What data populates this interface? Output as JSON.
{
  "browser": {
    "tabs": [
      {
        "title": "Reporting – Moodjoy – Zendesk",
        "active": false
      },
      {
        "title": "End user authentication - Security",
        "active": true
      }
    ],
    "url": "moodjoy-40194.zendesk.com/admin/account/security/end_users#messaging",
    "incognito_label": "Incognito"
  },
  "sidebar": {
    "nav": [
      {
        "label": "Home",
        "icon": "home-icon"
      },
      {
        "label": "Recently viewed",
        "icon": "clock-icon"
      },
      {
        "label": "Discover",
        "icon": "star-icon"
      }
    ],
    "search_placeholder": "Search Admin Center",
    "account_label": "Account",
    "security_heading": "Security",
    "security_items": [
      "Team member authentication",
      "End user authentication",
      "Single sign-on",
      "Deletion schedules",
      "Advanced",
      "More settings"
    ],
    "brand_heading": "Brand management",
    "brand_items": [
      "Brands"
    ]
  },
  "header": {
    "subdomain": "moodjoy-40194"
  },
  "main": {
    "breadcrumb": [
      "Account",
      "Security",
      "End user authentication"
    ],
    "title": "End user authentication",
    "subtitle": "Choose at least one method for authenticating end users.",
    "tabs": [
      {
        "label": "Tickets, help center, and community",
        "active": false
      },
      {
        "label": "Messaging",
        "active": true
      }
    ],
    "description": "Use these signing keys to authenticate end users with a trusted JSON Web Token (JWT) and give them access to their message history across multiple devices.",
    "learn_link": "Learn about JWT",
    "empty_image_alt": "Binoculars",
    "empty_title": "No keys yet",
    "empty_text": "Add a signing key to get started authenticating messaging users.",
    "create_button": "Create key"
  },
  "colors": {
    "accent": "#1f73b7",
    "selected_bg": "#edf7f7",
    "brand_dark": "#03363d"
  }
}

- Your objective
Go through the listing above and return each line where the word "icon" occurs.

- Exercise solution
        "icon": "home-icon"
        "icon": "clock-icon"
        "icon": "star-icon"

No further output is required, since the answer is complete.